Freedom from the Law
Fatherhood is inescapable. We all have a father and in the gospel, God becomes our Father. We also have a mother, and in Galatians we get to meet her.
Now Hagar is Mount Sinai in Arabia; she corresponds to the present Jerusalem, for she is in slavery with her children. But the Jerusalem above is free, and she is our mother. (Galatians 4:25-26)
The law in Galatians is described in two senses. In Galatians 4:21, 24 it is a covenant and in Galatians 5:14, a rule for life. It’s important to know which one is being spoken of, especially when reading Romans and other New Testament letters.
Here, our freedom from the law relates to the law as a covenant: A covenant of life and death.
See, I have set before you today life and good, death and evil. …I have set before you life and death, blessing and curse. Therefore choose life, that you and your offspring may live. (Deuteronomy 30:15-20)
In Romans 6 it was we who died and whose life is now hid with Christ. In Romans 7, the law is depicted as a husband, one who rules over us in marriage, and it is he who dies so that we are free from his obligations and his penalties.
The Jews in Galatia were insisting that the believers all turn up to the courts of the law and present their circumcised selves for approval. But as Paul reiterates in Galatians 3:10, “…all who rely on works of the law are under a curse; for it is written, “Cursed be everyone who does not abide by all things written in the Book of the Law, and do them.”
This is what the law as a covenant of life demands of those who live under it. Perfect obedience or severe penalties. Those who seek life from the law will be judged by the law.
Samuel Bolton (a 17th century Puritan) says concerning this law, that a man only ever makes an appeal to a higher court after he has been condemned in a lower court.
This is the way it is for us. Unless a man is convicted and condemned in the courts of the law for his sin, he has no reason to appeal to a higher court—the courts of mercy.
The publican in Luke 18:9-14 understood this. While the Pharisee appealed to the courts of the law for his vindication, the publican, seeing himself condemned by the law, appealed to the courts of mercy and found grace and justification there.
Such a man can no longer be condemned by the law. Such a man is not under the law but under grace. For him, the law is still a rule for life (Galatians 5:14), but He is no longer under the law as a covenant of life and death.
He is no longer in the courts of the law and so the law cannot condemn him.
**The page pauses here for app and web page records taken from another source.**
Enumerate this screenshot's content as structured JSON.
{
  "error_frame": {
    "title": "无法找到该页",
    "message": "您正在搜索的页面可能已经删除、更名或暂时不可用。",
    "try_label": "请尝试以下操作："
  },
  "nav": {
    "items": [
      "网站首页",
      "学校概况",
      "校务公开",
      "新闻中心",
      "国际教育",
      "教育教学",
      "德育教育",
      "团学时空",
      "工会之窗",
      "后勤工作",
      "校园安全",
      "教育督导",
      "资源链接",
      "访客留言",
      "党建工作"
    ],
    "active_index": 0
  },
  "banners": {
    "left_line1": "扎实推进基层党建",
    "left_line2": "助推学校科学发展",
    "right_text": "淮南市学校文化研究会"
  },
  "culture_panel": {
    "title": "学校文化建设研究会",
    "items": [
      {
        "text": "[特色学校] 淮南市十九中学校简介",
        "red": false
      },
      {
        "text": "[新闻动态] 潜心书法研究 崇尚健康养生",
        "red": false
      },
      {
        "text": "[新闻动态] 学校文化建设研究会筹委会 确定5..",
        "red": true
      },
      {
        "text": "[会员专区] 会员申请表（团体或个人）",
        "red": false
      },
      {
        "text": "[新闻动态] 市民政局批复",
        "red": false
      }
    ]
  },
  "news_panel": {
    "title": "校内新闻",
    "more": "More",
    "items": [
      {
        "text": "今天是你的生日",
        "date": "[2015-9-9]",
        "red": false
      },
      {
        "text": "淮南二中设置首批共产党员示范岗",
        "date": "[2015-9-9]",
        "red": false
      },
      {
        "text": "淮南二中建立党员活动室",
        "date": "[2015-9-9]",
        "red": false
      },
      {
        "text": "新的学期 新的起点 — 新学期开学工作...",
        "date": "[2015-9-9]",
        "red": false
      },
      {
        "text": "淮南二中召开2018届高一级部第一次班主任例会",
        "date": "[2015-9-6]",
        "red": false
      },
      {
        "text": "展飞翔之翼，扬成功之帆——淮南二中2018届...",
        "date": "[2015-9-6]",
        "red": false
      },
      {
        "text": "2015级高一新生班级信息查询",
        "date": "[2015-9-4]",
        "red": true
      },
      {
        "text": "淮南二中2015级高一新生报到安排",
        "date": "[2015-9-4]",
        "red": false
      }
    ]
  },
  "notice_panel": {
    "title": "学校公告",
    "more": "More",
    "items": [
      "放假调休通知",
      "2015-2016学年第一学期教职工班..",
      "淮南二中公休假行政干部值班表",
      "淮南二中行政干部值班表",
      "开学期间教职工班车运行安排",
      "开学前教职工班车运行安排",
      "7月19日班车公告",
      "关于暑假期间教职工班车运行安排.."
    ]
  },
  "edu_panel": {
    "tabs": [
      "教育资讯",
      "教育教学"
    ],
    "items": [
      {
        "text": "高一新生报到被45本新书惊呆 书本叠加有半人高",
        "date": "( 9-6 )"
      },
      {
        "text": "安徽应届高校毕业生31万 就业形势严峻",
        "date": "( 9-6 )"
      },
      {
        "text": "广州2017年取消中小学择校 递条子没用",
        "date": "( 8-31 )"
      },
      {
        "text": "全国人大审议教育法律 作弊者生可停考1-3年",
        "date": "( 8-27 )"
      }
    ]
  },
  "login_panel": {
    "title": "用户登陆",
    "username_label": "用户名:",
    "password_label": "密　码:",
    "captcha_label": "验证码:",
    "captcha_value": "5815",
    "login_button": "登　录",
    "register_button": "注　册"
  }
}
Freedom from Slavery to Man
Finally, the man who has Christ as His Lord is free from the doctrines and commandments of men. In Matthew 23:8-10 we read.
But you are not to be called rabbi, for you have one teacher, and you are all brothers. And call no man your father on earth, for you have one Father, who is in heaven. Neither be called masters, for you have one master, the Christ.
The first point is that you and I are not the masters of men. Christ is our Master and we are all brothers. The second point is that we are not to be mastered by men, and so Paul, in 1 Corinthians 7:23, “You were bought with a price; do not become bondservants of men.”
This does not mean we do not have earthly masters to whom we should render honour and obedience. Paul says in Ephesians 6:5, “Servants, be obedient to them that are your masters according to the flesh, with fear and trembling, in singleness of your heart, as unto Christ.”
But when Paul says not to become the bondservants of men, he means that we are to remain free from the doctrines and commandments of men in all matters touching the life of faith and worship.
God alone is Lord over the conscience and He alone determines our approach to the throne of grace.
For freedom, Christ has set us free; stand firm therefore, and do not submit again to a yoke of slavery (Galatians 5:1)
Freedom from Satan’s power to overthrow our faith or destroy. Freedom from sin’s dominion. Freedom from the law’s condemnation and, Freedom from the doctrines and commandments of men.
In these things says Paul, stand firm. Don’t let yourself be robbed of any of these glorious, blood-bought freedoms that Christ has secured for you through His own death and resurrection.